We Swim in Clean Code is something of a slogan you’ll see upon visiting our website. I don’t remember the exact genesis – there were lots of ideas floating around when we were creating the site content, and, honestly, being Savvy Otter, the phrase was probably a gimmie from the start. But the thing is, it’s not just marketing text. Definitely not.
Spend any time in these halls and you’ll come to realize we believe in the art of software construction, doing it right, but while not getting into an endless (and wasteful) cycle of perfectionism. That said, one of the tenets at the center of this belief is that code is written once, yet is read 10,000 times. Ok, I’m exaggerating a little, but not much. The consequence of that reality is that code needs to be easy to read and understand by ALL who have the fortune or misfortune of seeing it. Put another way, code should be optimized for reading and understandability and, perhaps counter to what some might think, NOT for keystroke speed / shortest time to finish line. Here’s a few points about the characteristics of clean / unclean code.
Unclean Code is
- Hard to understand. It slows everyone down. The mental effort understanding it takes away from the task at hand – usually trying to track down some bug (as you’ll see below), but also hurts you when trying to make improvements / changes. Successful projects require predictable outcomes and an important part of that equation is efficiency. People, for some reason (you know the ones – those with pesky expectations and all that), would rather pay developers for productive work and get unhappy when progress is slower than expected. Slogging through unclean code is 100% a contributing factor.
- A place where bugs hide. I’ll likely make a post on a later date about the value of code inspections, so I won’t spoil that, but I will say that it’s often impossible to spot bugs in unclean code. The converse is that it is super super easy to spot them in clean code. The number of times someone asked me to build software with lots of bugs is so astonishingly low even a unsavvy otter could count that high. That number is 0.000000 – with 6 decimal places.
Clean Code is
- Spoiler – Easy to understand. The intent is clear. You can read this code and quickly do the mental task of making sure it does the thing it’s supposed to do. You feel safe to concentrate on your task and can worry less about breaking things as you go. You’re probably 37 times faster than you’d otherwise be. Your projects don’t get bogged down. Clients are happy and handing out high fives like banks handout lollipops – or they used to. By the way, if you want to make fast friends – I’m a sucker for a Charms Pop. And yes I slipped in a dad joke there. Guilty.
- If I’m being 100% intellectually honest, the other benefits really follow from “easy to understand”. So… Clean Code is also
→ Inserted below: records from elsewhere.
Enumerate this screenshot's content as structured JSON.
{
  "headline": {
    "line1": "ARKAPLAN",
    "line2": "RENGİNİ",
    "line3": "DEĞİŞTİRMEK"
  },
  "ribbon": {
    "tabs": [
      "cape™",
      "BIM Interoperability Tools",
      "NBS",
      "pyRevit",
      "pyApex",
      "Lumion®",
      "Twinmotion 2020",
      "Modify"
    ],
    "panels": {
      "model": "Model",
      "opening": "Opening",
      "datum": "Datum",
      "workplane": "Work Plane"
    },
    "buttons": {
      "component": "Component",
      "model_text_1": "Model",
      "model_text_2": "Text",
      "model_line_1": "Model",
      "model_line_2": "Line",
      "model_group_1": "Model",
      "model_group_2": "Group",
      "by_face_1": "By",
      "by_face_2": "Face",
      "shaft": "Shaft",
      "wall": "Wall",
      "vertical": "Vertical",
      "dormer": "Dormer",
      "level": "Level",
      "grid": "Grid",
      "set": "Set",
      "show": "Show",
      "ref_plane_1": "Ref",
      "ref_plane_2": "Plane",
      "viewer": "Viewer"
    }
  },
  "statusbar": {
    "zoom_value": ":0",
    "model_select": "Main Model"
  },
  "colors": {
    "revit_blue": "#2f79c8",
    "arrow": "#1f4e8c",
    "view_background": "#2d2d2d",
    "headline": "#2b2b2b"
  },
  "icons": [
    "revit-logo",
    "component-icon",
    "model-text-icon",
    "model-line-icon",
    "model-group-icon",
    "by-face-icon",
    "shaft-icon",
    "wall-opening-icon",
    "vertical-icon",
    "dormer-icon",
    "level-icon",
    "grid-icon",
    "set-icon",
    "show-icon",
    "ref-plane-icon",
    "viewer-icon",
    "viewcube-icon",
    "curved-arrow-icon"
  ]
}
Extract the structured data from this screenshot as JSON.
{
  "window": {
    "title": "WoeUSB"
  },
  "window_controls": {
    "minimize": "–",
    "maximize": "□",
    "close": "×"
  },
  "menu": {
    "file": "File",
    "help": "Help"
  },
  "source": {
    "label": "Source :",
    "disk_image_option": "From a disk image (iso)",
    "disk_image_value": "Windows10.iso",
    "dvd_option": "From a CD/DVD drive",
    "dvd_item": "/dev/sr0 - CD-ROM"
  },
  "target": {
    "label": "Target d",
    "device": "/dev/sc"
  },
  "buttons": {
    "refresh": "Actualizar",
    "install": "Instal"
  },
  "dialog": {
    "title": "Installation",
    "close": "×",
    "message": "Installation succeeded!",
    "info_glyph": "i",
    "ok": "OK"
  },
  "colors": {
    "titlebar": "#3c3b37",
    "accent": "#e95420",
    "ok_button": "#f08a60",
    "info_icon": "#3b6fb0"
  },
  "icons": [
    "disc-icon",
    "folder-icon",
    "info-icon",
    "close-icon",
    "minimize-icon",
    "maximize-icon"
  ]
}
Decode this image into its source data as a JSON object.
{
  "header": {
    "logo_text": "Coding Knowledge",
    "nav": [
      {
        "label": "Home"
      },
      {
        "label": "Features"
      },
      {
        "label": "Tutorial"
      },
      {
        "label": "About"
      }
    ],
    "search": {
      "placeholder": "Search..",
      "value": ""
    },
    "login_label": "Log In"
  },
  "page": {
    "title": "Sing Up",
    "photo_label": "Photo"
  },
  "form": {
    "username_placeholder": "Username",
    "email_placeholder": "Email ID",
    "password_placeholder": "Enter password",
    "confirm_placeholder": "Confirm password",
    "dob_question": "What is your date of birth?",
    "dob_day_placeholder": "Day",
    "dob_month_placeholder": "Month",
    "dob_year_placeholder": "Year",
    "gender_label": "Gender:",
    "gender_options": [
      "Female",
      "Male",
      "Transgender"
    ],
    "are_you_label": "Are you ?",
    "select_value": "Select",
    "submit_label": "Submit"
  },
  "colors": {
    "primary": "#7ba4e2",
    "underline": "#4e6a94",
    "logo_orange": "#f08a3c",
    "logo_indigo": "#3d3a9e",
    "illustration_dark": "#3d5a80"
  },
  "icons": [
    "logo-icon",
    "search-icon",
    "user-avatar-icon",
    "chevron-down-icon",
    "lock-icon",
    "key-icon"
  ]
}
- Less forgiving of bugs. Bugs can’t hide in code that is easy to understand. When someone reads that code many common bugs are trivial to spot.
- Easier to modify without breaking it. We’ve seen companies and individual struggle with this. They go to fix / change something and in the process create 10 problems along the way. When this becomes a pattern code quality can be a factor. The code is not clean.
- Faster. Literature points to clean code executing up to 89% faster than unclean code. Ha ha. No. That would be amazing though if true. By faster, I mean teams can work faster in a code-base that is clean. Faster teams – faster projects – kept timelines – better outcomes.
I cannot say enough about clean code and why it’s so vital, but the tyrannical marketing person who’s holding a gun to my head to finally commit this post is already itching for my next assignment, so… luckily people write books on this subject and have done the topic better justice – in my 20 years writing software, I’ve read more than a few and some of those I’ve read multiple times. If you’re interested in learning more, consider looking at these.
Code Complete – click here to purchase
Clean Code – click here to purchase